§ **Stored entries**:
* * * *
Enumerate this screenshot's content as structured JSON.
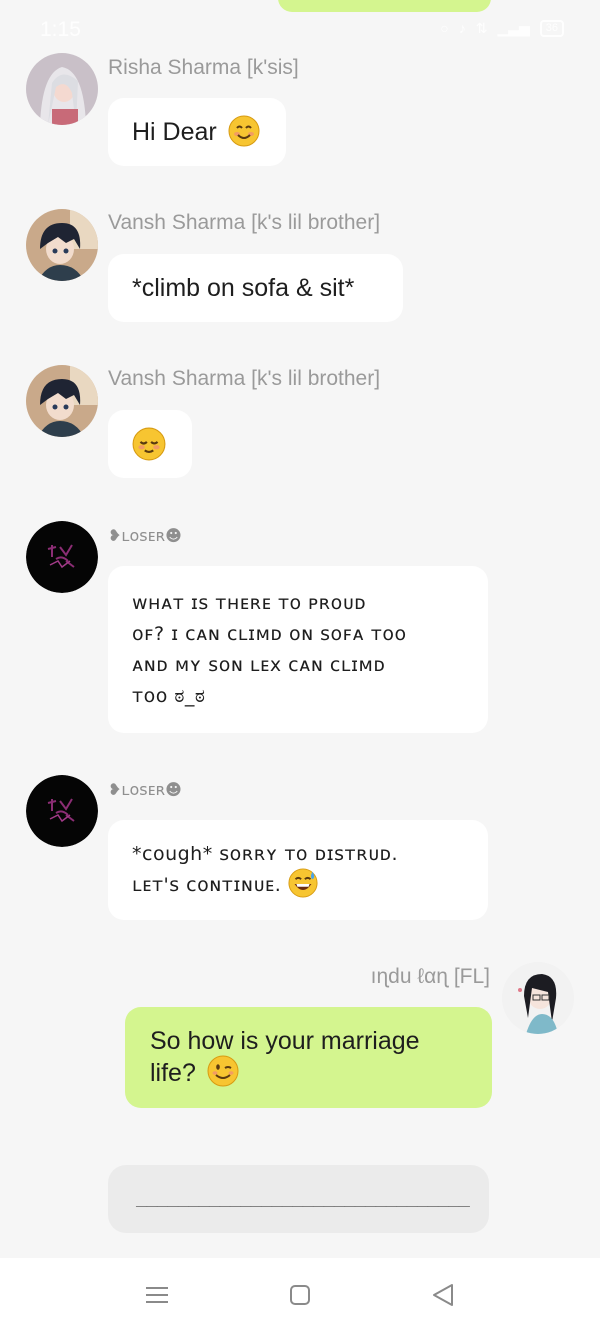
{
  "status_bar": {
    "time": "1:15",
    "icons": [
      "alarm-icon",
      "silent-icon",
      "data-icon",
      "signal-icon",
      "battery-icon"
    ],
    "battery": "36"
  },
  "messages": [
    {
      "sender": "Risha Sharma [k'sis]",
      "text": "Hi Dear",
      "emoji": "smiling-face-icon",
      "avatar": "girl-avatar"
    },
    {
      "sender": "Vansh Sharma [k's lil brother]",
      "text": "*climb on sofa & sit*",
      "avatar": "boy-avatar"
    },
    {
      "sender": "Vansh Sharma [k's lil brother]",
      "text": "",
      "emoji": "relieved-face-icon",
      "avatar": "boy-avatar"
    },
    {
      "sender": "❥ʟᴏꜱᴇʀ☻",
      "lines": [
        "ᴡʜᴀᴛ ɪꜱ ᴛʜᴇʀᴇ ᴛᴏ ᴘʀᴏᴜᴅ",
        "ᴏꜰ? ɪ ᴄᴀɴ ᴄʟɪᴍᴅ ᴏɴ ꜱᴏꜰᴀ ᴛᴏᴏ",
        "ᴀɴᴅ ᴍʏ ꜱᴏɴ ʟᴇx ᴄᴀɴ ᴄʟɪᴍᴅ",
        "ᴛᴏᴏ ಠ_ಠ"
      ],
      "avatar": "dark-avatar"
    },
    {
      "sender": "❥ʟᴏꜱᴇʀ☻",
      "lines": [
        "*cough* ꜱᴏʀʀʏ ᴛᴏ ᴅɪꜱᴛʀᴜᴅ.",
        "ʟᴇᴛ'ꜱ ᴄᴏɴᴛɪɴᴜᴇ."
      ],
      "emoji": "grinning-sweat-icon",
      "avatar": "dark-avatar"
    },
    {
      "sender": "ıɳdu ℓαɳ [FL]",
      "lines": [
        "So how is your marriage",
        "life?"
      ],
      "emoji": "winking-face-icon",
      "avatar": "anime-girl-avatar",
      "mine": true
    }
  ],
  "composer": {
    "value": "________________________________"
  },
  "nav": {
    "icons": [
      "menu-icon",
      "home-icon",
      "back-icon"
    ]
  },
  "colors": {
    "background": "#f6f6f6",
    "bubble_other": "#ffffff",
    "bubble_mine": "#d4f58f",
    "sender_text": "#9a9a9a"
  }
}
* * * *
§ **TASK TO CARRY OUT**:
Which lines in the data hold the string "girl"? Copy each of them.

§ **RESPONSE TO THE EXERCISE**:
      "avatar": "girl-avatar"
      "avatar": "anime-girl-avatar",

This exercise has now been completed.